In life we commonly put up with discomfort and even accept danger when working toward our goals. We do this because we expect a positive outcome. A sad feature of major depression is how it changes expectations and how negative expectations persist despite evidence to the contrary. Believing that life will never get better leads to behaviors or lack of them such that life does not get better. And, even when things get better this maladaptive processing of information and setting of beliefs and opinions is such that a dark cloud continues to hang over a person’s life. At No Fallen Heroes we have dedicated ourselves to the reduction and elimination of veteran suicide and major depression is a significant risk factor for suicide. Understanding major depressive disorder is critical to successful treatment.
Negative Expectations As a Core Feature of Major Depressive Disorder
Researchers published information about negative expectations and major depressive disorder in Frontiers of Psychology, 2017; 8: 9. Their conclusion is that this aspect of depression is due to information processing in the brain that is not working correctly (maladaptive). Much of this has to do with the self-concept of the person. Unfortunately when a person is depressed, tends to isolate, and is not effectively addressing issues in their life things tend to get worse and the person tends to see themselves as inadequate, unable to deal with the challenges of life and a loser. This collection of features of depression lead to a self-reinforcing view that nothing ever works, nothing will ever work, and one might just as well not even try.
Making Perceptions and Expectations More Positive

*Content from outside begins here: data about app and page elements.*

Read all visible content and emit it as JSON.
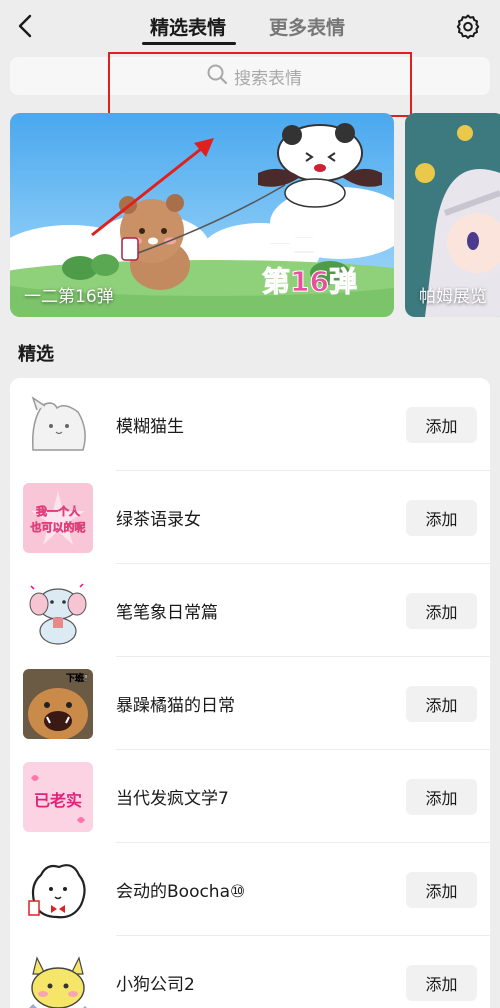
{
  "nav": {
    "tabs": [
      {
        "label": "精选表情",
        "active": true
      },
      {
        "label": "更多表情",
        "active": false
      }
    ]
  },
  "search": {
    "placeholder": "搜索表情"
  },
  "banners": [
    {
      "title": "一二第16弹",
      "art_text_top": "一二",
      "art_text_bottom": "第16弹"
    },
    {
      "title": "帕姆展览"
    }
  ],
  "section": {
    "title": "精选"
  },
  "stickers": [
    {
      "name": "模糊猫生",
      "add_label": "添加",
      "thumb_icon": "blurry-cat-icon"
    },
    {
      "name": "绿茶语录女",
      "add_label": "添加",
      "thumb_icon": "green-tea-quote-icon",
      "thumb_text": [
        "我一个人",
        "也可以的呢"
      ]
    },
    {
      "name": "笔笔象日常篇",
      "add_label": "添加",
      "thumb_icon": "elephant-icon"
    },
    {
      "name": "暴躁橘猫的日常",
      "add_label": "添加",
      "thumb_icon": "orange-cat-icon",
      "thumb_text": [
        "下班!"
      ]
    },
    {
      "name": "当代发疯文学7",
      "add_label": "添加",
      "thumb_icon": "crazy-literature-icon",
      "thumb_text": [
        "已老实"
      ]
    },
    {
      "name": "会动的Boocha⑩",
      "add_label": "添加",
      "thumb_icon": "boocha-dog-icon"
    },
    {
      "name": "小狗公司2",
      "add_label": "添加",
      "thumb_icon": "puppy-company-icon"
    }
  ],
  "colors": {
    "accent": "#e0201c",
    "background": "#ededed",
    "card": "#ffffff",
    "button": "#f1f1f1"
  }
}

In psychological conditions like PTSD and depression the “psychological” aspects of a person’s condition have physical and chemical counterparts in the brain. The amygdala is a small processing center in the brain. It connects by neural circuits to many parts of the brain and helps coordinate social and emotional behaviors. It is often referred to as the “fear center” as repeated and severe anxiety, fear, and trauma heighten the manner in which this part of the brain solidifies fearful and traumatic connections. Because of the way this “fear center” works people essentially rehearse and therefore strengthen memories of trauma and perceptions of oneself as unable to overcome obstacles. The way in which psychologists attempt to treat these conditions is by having the patient recall past events, bring them to the present and learn to think of them rationally instead of fearfully or in a depressed, hopeless manner. A major problem with this approach is that when depression and PTSD are deeply ingrained the mere recall of past events can bring on panic and hopelessness. Here is where new therapies using psychedelic medicines come into the picture.
How Do Psychedelic Drugs Help Depression and PTSD?
As we noted, psychological factors have physical aspects in the brain and especially as relate to the amygdala. Most people think of psychedelics as recreational and commonly dangerous drugs. They commonly contain dangerous contaminants, can be taken in excessive dosages, and are generally used in settings that confer no therapeutic advantage like loud rock concerts. In a therapeutic setting psychedelics like MDMA and psilocybin are given in therapeutic dosages, as pharmaceutically pure drugs, and in settings designed to make the patient better. Both of these drugs have special status with the FDA because of their promise in treating PTSD and depression. In each case they are used as adjuncts to psychotherapy. With just a dose of two preceding therapy sessions a veteran will be able to call up past events, deal with them in therapy, and improve their condition. Improvement has been shown to last up to six years!
Anticipating a Positive Future Instead of Thinking About Suicide
When treating depression or PTSD with the end goal of preventing suicide the hope should not be to just erase negative thoughts and expectations but to replace them with thoughts of a positive future. What life is empty of good expectations negative ones tend to creep it. It is a bit the old saying that the devil finds work for idle hands. The devil finds work for idle thoughts as well. At No Fallen Heroes we are excited about the prospects of psychedelic medicines in the treatment of PTSD and depression and the reduction and then elimination of veteran suicide. You are invested to join us in this task.